[Saved entries]
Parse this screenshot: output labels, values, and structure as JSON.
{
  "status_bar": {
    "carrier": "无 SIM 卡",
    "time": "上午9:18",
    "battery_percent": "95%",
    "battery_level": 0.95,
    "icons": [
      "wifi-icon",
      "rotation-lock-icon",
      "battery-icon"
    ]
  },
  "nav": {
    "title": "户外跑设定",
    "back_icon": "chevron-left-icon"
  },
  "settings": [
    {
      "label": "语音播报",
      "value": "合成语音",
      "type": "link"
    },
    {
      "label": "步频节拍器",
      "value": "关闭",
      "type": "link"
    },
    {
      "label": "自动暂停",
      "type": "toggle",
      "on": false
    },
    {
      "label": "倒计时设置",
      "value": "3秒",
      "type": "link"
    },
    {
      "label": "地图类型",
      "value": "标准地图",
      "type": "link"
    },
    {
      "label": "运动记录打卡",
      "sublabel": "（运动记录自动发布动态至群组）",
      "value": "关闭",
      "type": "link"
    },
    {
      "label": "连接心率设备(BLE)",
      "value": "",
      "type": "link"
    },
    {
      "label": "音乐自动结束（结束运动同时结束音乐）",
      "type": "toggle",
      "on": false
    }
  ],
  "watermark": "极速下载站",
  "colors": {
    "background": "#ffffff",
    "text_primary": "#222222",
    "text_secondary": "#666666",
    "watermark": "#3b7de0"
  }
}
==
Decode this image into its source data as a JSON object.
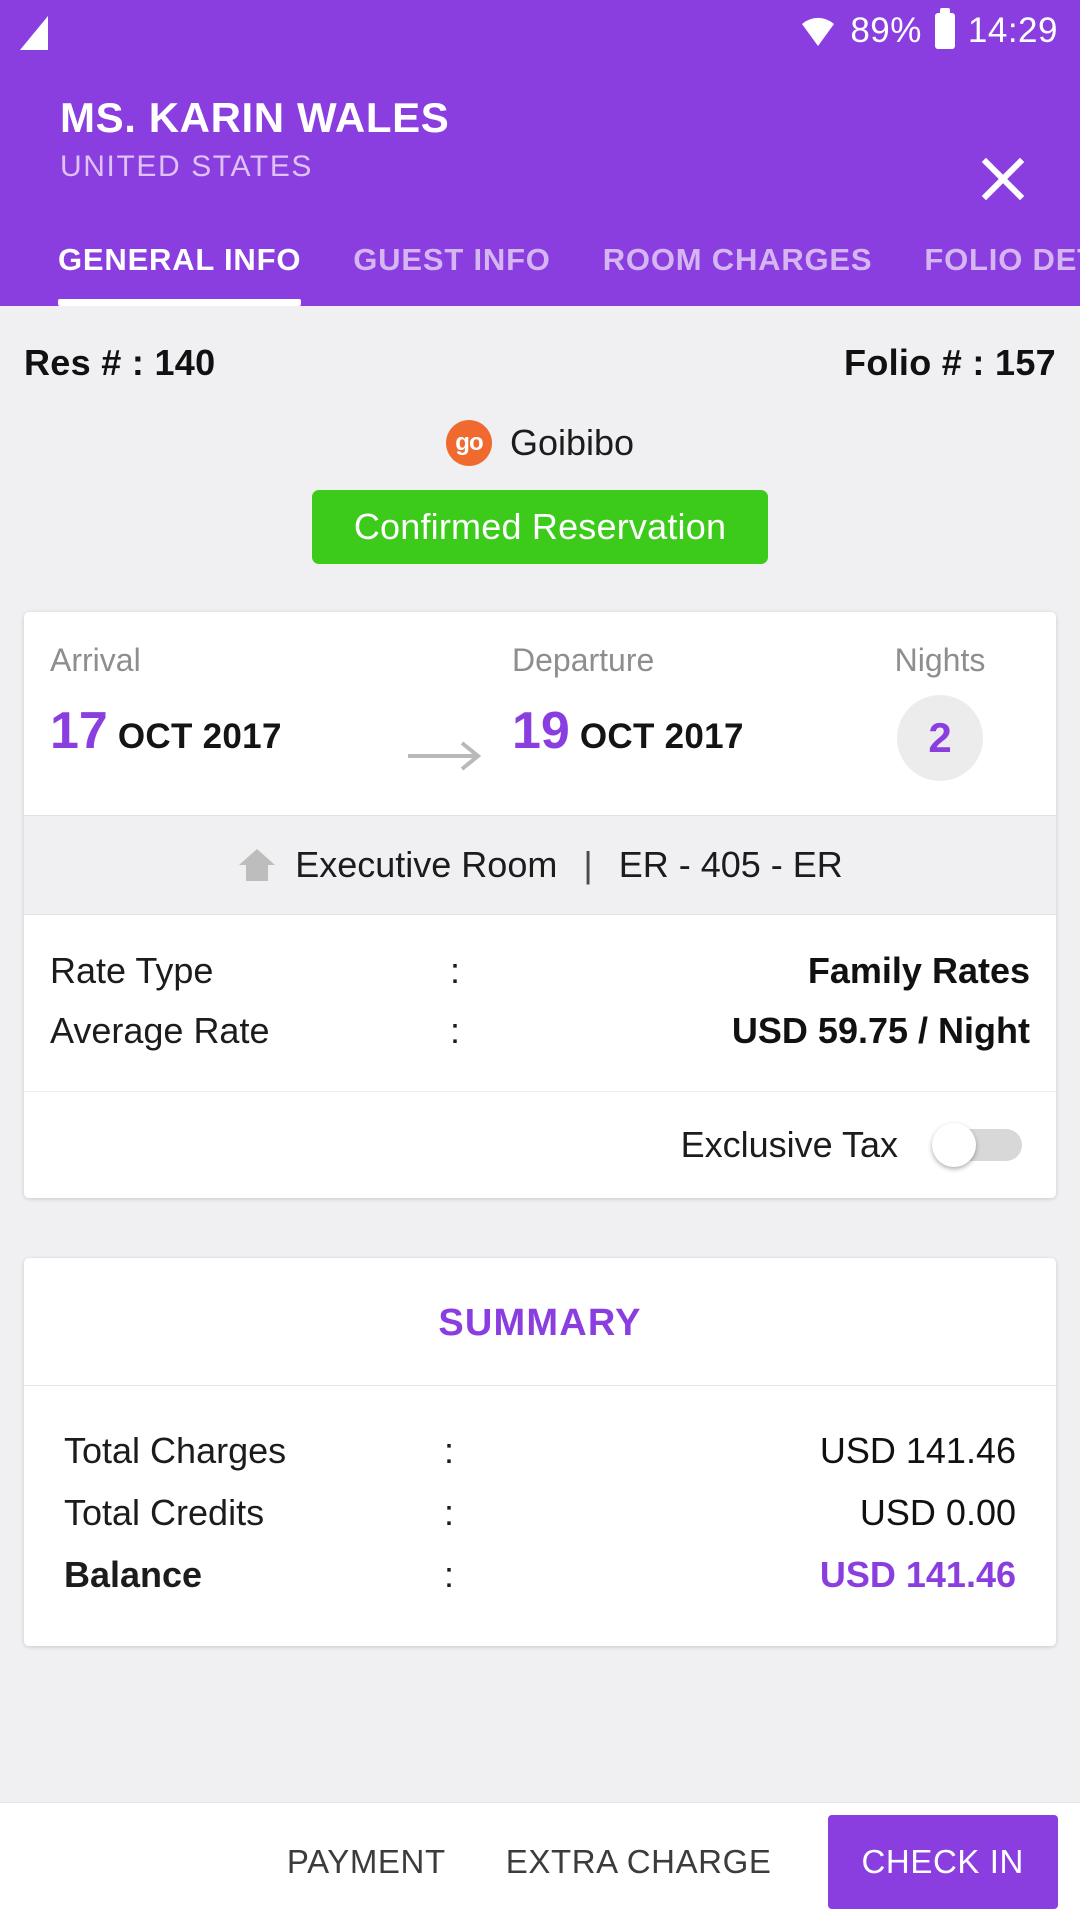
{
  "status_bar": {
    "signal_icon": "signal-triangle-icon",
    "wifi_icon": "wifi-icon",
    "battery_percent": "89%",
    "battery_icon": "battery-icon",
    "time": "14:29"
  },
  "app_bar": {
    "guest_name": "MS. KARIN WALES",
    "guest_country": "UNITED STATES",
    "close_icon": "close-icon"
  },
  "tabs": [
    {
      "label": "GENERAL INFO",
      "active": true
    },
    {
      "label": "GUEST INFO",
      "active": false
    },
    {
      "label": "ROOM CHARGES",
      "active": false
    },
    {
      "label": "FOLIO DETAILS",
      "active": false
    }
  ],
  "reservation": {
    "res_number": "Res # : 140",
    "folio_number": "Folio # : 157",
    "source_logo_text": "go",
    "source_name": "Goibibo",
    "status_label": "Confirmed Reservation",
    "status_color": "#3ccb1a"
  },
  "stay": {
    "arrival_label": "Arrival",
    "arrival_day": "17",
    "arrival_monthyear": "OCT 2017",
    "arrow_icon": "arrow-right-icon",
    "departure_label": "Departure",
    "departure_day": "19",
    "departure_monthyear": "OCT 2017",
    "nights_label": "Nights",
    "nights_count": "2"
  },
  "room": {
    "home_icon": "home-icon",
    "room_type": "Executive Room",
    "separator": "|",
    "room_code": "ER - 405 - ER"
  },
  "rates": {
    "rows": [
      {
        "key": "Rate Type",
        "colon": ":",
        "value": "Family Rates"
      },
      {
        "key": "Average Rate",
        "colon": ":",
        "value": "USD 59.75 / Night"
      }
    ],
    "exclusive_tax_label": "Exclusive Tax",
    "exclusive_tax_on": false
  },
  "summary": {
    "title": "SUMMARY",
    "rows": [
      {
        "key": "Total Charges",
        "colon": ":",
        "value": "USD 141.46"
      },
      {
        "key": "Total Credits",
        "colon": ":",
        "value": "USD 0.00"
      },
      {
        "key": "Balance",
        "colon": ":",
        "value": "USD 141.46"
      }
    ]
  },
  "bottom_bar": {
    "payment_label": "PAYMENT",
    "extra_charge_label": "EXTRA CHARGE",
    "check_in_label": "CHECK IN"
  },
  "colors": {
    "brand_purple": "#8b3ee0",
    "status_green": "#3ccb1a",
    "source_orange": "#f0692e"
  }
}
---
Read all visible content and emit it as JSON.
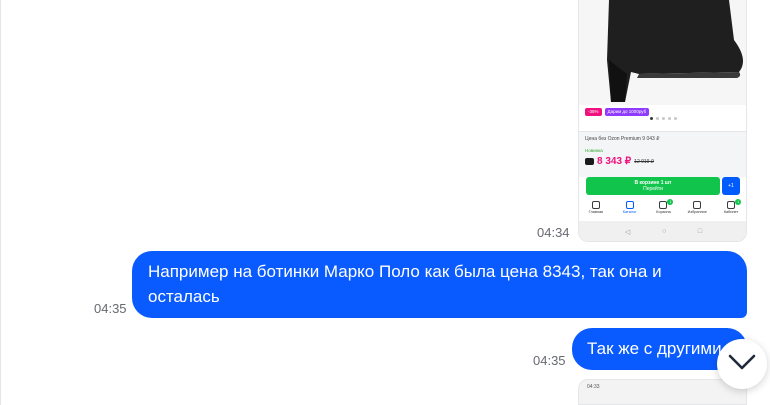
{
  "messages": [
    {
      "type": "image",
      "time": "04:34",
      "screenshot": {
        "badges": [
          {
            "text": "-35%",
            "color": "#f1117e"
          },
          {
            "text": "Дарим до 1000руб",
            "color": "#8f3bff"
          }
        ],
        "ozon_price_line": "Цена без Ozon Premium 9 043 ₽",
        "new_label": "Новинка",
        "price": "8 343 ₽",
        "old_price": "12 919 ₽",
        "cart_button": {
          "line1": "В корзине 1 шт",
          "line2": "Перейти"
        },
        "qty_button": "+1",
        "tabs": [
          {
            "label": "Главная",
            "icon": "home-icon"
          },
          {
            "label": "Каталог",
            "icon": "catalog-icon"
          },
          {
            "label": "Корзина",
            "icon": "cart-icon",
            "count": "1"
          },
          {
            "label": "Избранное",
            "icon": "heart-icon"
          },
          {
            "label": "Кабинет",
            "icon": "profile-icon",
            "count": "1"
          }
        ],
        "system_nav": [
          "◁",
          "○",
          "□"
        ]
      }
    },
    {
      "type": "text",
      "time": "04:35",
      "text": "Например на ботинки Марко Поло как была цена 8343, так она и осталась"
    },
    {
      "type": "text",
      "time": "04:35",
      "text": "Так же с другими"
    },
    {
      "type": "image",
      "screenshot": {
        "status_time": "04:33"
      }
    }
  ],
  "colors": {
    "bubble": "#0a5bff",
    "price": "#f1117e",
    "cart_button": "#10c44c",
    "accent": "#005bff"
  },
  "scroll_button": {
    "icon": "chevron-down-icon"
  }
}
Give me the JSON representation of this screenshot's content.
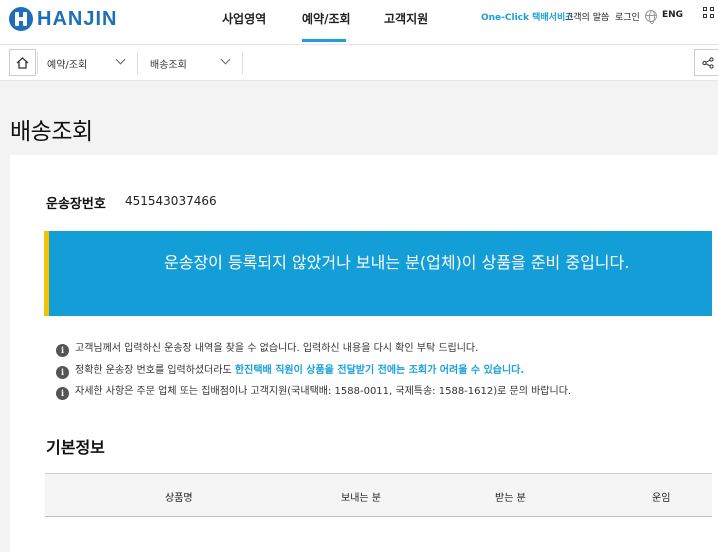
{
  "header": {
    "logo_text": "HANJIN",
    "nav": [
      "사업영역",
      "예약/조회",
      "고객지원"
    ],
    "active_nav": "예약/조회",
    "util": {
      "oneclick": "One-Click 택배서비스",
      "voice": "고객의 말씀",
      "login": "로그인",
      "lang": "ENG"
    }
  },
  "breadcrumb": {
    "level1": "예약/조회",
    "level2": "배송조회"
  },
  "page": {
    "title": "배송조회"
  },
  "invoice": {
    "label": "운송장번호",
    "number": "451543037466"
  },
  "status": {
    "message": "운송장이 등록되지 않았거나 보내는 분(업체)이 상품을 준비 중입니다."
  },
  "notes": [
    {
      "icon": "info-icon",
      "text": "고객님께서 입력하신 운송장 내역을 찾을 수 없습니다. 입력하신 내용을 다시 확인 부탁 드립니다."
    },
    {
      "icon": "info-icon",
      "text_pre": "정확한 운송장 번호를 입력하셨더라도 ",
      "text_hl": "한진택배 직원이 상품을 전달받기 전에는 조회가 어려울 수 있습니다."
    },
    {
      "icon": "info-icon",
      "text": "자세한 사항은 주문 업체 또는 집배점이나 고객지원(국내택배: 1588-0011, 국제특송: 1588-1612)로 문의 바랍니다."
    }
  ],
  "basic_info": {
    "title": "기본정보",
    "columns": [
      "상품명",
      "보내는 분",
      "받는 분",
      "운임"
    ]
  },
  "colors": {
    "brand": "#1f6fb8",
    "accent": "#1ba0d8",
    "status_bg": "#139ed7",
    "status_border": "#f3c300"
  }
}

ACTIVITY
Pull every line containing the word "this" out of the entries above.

EXERCISE RESPONSE
Parse this screenshot: output labels, values, and structure as JSON.
Decode this image into its source data as a JSON object.
Give me the JSON representation of this screenshot's content.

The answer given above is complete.